What if you are not sure, whether you can fully trust your test suite? What if your doubts stop you from making necessary refactorings? If we can't trust our tests, our code base will degenerate and drown in technical debt. PITest can help!
PITest is a JVM-based mutation testing tool. Mutation testing is a form of code coverage evaluation. All you need to run it is a working, “green” test suite. PITest changes the byte code of your production classes by applying certain mutations (e.g. inversion of boolean expressions, changing return values to null etc.). If your test suite discovers the resulting mutants and turns red, the mutant is considered killed. Obviously, an ideal test suite will discover all mutants.
We tried PITest on the latest release candidate of testIT WebTester 2. WebTester 2 uses a Maven build and configuring PITest amounted to adding a plugin and pointing it to the production classes and the test suite package.
We then ran PITest by executing the Maven goal mutationCoverage against our AssertJ support module.
$ mvn pitest:mutationCoverage
Our initial run of PITest took about 10 seconds, 10 times longer than the average run of our suite of 101 unit tests. It generated 46 mutations. But only seven mutants were swatted down by our tests!
PITest generates an HTML report with line and mutation coverage statistics grouped by package.

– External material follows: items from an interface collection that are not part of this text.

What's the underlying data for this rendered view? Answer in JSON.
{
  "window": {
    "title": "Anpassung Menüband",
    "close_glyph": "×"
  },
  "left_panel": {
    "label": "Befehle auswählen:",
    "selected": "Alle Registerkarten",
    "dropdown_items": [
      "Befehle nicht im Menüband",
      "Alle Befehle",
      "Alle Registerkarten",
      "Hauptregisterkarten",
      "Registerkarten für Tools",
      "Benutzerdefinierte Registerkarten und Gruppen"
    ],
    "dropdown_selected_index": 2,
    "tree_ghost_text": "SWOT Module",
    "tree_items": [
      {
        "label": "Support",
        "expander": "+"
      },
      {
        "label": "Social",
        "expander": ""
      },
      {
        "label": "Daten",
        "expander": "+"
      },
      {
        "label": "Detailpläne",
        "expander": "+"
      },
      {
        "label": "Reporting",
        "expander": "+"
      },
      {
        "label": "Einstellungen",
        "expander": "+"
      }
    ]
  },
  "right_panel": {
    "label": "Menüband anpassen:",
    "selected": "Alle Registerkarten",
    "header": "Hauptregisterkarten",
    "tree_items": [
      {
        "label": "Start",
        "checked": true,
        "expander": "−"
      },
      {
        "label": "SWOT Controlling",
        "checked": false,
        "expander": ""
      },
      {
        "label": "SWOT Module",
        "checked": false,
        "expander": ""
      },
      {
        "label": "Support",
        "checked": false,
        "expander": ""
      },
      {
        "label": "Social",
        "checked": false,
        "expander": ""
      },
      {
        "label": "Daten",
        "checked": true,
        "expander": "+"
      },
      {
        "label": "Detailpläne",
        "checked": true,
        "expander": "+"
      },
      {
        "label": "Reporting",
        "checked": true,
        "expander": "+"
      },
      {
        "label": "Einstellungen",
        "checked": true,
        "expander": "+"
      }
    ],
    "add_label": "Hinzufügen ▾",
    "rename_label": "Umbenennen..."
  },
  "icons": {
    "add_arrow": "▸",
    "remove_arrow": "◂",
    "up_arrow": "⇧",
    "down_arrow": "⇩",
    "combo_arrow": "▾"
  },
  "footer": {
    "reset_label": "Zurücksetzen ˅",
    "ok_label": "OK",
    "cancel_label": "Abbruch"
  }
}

What wasn’t covered?
Missing fluent API check
AssertJ offers a fluent assertion API, so our extension does the same. But there was not a single test checking that the returned instance was (1) non null and (2) the same assertion instance.
Being the conscientious developers that we are, we added tests for each assertion method checking the fluent API semantics.
Default null check not covered
The base classes for most of our assertions executes a null check on the actual value. But none of our tests ever checked if a null value is handled correctly.
Oops. An obvious miss in hindsight.
Eva Rinaldi – Wolverine – CC BY-SA 2.0
It took us just a few minutes to setup PITest, and it already proved to be a great help in making our unit test suite more robust. The mutations applied to the byte code seem to correlate with common programming mistakes (e.g. simple typos or actual misreadings of boolean logic). Give it a try! How robust is your test suite?